In Devotions: The Selected Poems of Mary Oliver (Penguin), one of our most beloved writers offers both the best of her work and a spiritual road map of sorts. Spanning more than 50 years and featuring more than 200 poems, the collection shows Oliver, in the early years, turning away from grief and finding in nature a “vast, incredible gift.” Over time, as she carefully observes and records, Oliver extols the beauty and complexity around her and reminds us of the interconnectedness of living. She also asks important questions, such as “have you ever dared to be happy/ . . . have you ever dared to pray,” and “Tell me, what it is you plan to do/ with your one wild and precious life?” Those lines resonate as much today as when she first penned them decades ago. No matter where one starts reading, “Devotions” offers much to love, from Oliver’s exuberant dog poems to selections from the Pulitzer Prize-winning “American Primitive,” and “Dream Work,” one of her exceptional collections. Perhaps more important, the luminous writing provides respite from our crazy world and demonstrates how mindfulness can define and transform a life, moment by moment, poem by poem.

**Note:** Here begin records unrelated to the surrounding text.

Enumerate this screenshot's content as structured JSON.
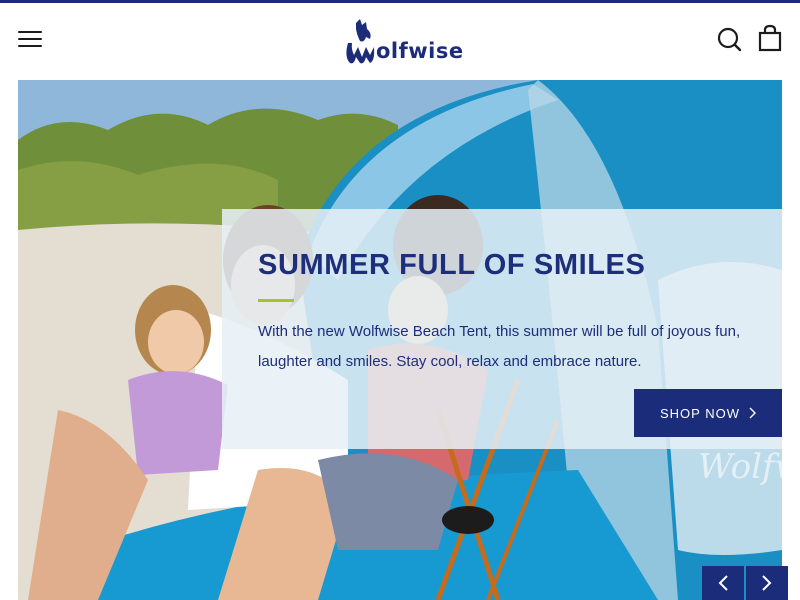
{
  "header": {
    "brand_name": "olfwise",
    "icons": [
      "menu-icon",
      "search-icon",
      "cart-icon"
    ]
  },
  "hero": {
    "title": "SUMMER FULL OF SMILES",
    "text": "With the new Wolfwise Beach Tent, this summer will be full of joyous fun, laughter and smiles. Stay cool, relax and embrace nature.",
    "cta_label": "SHOP NOW",
    "tent_brand_text": "Wolfw"
  },
  "slider": {
    "prev_icon": "chevron-left-icon",
    "next_icon": "chevron-right-icon"
  },
  "colors": {
    "brand_navy": "#1b2d7a",
    "accent_green": "#a6c032",
    "panel_bg": "#e7f0f6",
    "tent_blue": "#1a8fc4"
  }
}
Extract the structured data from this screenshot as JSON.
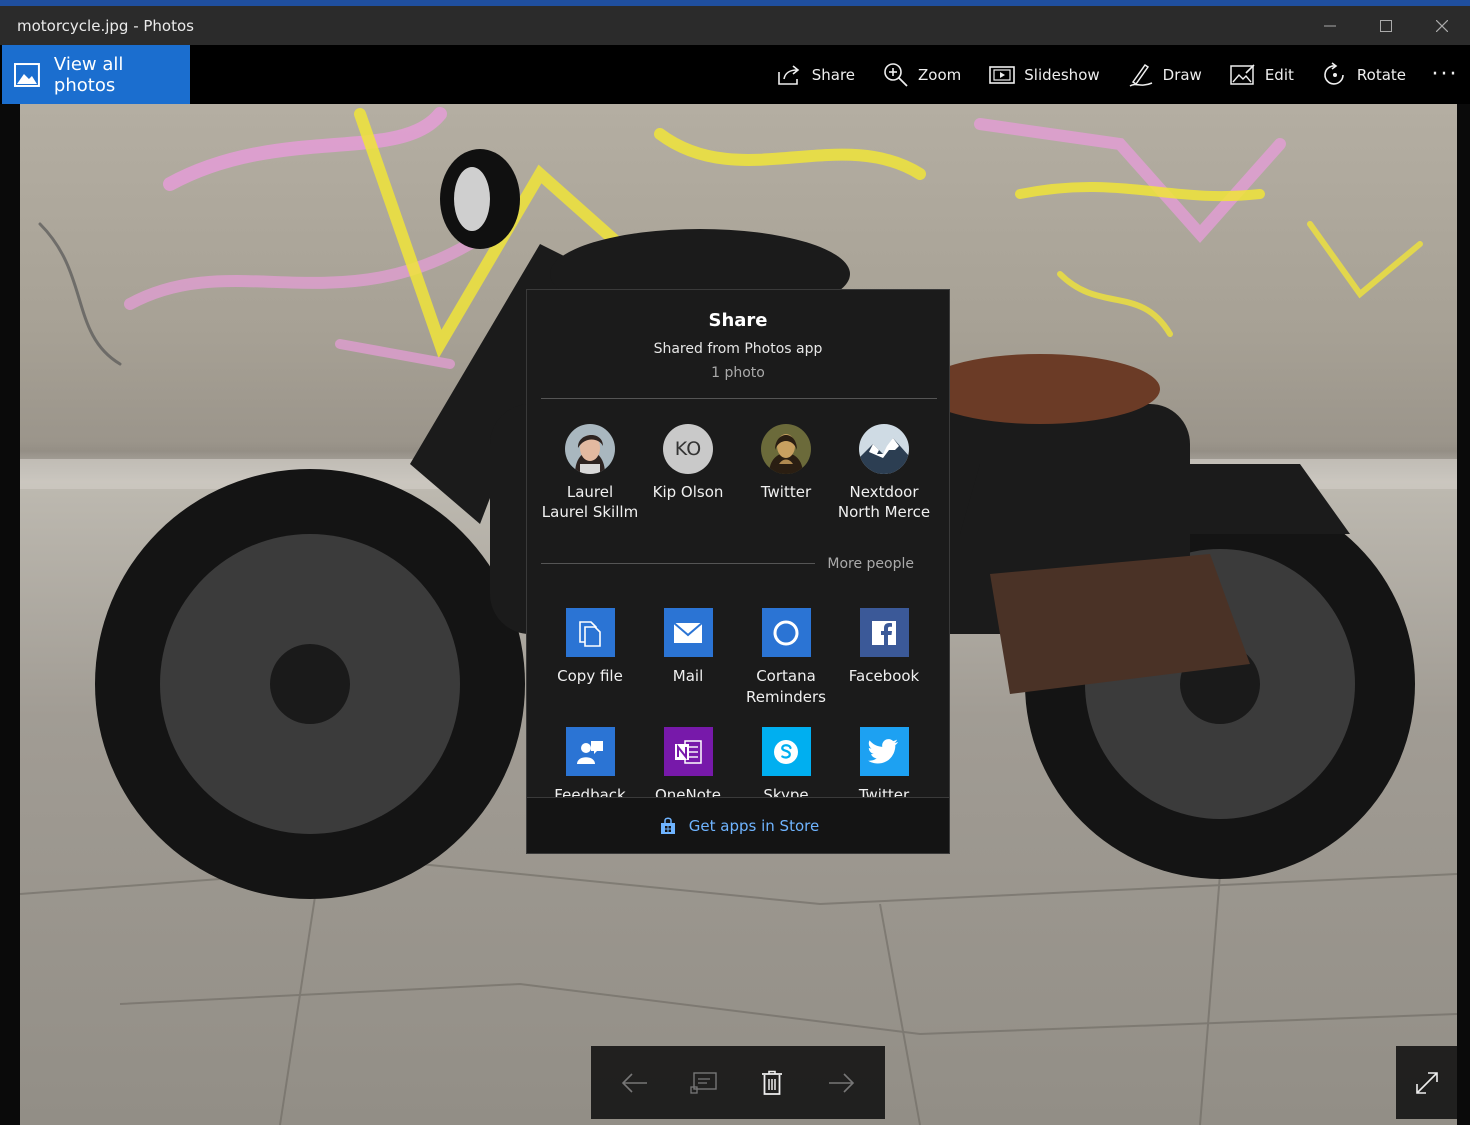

Nikki Giovanni’s A Good Cry (William Morrow) may cause readers to weep in places, as when she describes watching her father beat her mother every Saturday night. That experience, which taught a young Giovanni “It will not be/ All Right/ So I must learn/ To cry,” forms the emotional center of this book. Other losses — the deaths of friends, the pain of fathers who must bury their sons, aging — also shape her perspective, as do the grandparents, writers and other people who have enriched her life. Giovanni, who has published 27 collections of poetry and received the first Rosa Parks Woman of Courage Award, covers wide ground here as she celebrates unsung activists and heroes of history, and muses about the future of humanity in space. The work shifts from topic to topic, as if the poet feels compelled to share what she has learned about perseverance, joy and sorrow from decades of writing, teaching and advocacy. Sometimes that includes much-needed wisdom, as in these lines from the poem “The Past . . . the Present . . . the Future”: “We cannot undo/ The past we can build/ the future” but “When we decide to thank the Deity/ . . . We will all . . . no matter which/ Ideology . . . wrap our arms/ Around each other.” The best writing here is surprising and poignant, and shows Giovanni’s strength and originality.

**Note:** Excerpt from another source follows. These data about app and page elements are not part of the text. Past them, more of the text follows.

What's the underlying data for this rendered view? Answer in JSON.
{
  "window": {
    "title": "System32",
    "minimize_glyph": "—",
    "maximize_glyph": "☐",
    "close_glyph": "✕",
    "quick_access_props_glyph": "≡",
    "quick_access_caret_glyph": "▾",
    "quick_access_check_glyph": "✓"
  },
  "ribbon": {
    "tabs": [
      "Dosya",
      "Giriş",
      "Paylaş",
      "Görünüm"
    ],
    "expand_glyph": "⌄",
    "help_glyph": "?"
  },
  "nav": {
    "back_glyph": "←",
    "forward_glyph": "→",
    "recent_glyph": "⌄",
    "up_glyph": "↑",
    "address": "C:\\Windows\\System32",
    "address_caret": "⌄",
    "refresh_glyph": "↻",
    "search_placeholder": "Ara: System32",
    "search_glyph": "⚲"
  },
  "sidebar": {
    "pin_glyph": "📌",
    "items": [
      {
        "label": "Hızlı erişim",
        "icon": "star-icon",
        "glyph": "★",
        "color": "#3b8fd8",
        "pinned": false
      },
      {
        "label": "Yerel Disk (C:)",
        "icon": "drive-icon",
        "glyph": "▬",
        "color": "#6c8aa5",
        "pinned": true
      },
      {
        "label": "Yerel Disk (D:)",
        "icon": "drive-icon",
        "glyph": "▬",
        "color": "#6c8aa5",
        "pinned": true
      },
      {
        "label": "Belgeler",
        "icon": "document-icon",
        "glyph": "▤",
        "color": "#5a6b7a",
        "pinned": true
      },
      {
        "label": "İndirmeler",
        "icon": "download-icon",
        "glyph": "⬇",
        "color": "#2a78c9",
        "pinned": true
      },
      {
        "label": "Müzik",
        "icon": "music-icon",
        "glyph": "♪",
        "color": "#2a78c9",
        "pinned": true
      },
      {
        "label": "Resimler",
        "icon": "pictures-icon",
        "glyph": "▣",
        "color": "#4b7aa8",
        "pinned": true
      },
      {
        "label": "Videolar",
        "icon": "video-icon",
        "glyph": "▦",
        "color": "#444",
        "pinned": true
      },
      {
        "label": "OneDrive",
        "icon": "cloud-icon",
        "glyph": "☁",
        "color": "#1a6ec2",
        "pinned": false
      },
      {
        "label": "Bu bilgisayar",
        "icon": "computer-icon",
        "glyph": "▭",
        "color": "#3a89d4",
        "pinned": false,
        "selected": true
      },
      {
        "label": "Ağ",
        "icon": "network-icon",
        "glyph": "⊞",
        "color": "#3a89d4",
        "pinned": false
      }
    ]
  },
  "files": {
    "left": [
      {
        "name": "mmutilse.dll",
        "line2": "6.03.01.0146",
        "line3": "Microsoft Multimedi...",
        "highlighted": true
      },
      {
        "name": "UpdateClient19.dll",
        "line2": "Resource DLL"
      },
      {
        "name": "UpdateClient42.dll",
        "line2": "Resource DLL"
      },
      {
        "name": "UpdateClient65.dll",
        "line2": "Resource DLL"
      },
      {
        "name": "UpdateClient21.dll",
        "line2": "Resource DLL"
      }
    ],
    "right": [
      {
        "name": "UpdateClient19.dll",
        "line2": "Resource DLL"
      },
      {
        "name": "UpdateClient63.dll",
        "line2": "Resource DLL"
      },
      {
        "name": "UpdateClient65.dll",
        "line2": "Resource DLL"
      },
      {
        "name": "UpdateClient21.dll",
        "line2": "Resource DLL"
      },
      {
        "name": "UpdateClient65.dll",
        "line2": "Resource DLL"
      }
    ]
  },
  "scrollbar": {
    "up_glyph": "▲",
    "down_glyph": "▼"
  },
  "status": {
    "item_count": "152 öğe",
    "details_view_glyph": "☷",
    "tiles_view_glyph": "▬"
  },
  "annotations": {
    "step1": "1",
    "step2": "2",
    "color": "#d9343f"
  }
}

The title poem of Good Bones , by Maggie Smith (Tupelo), went viral earlier this year because its central theme — wanting to believe in the goodness of the world for the sake of one’s children — connected with so many people. The other pieces in this collection, Smith’s third, provide a fuller understanding of the complexities faced by the speaker, who tries to teach everything a child needs for survival, but admits that “What can I say but stay/ alive? You’re new, and there’s too much to learn.” Sometimes motherhood makes her feel invincible, which she knows is not the case. Or she — like the reader — is charmed and touched by the innocent yet wise perspective of her children, who wonder about the sky, the past and the future. At other times, the writing is heartbreakingly real, as when the speaker mourns the loss of two “dears I was not meant to have” or must teach her children to avoid strangers offering rides or puppies, without destroying their faith in this world. Several poems have a fable-like feel, as hawks, crows, hunters and a mountain family reveal truths about childhood and the fragility of human life. No matter what the style or subject, though, the writing remains honest, compassionate and graceful, and the speaker maintains her determination to “love the world like a mother.”
Elizabeth Lund writes about poetry every month for The Washington Post.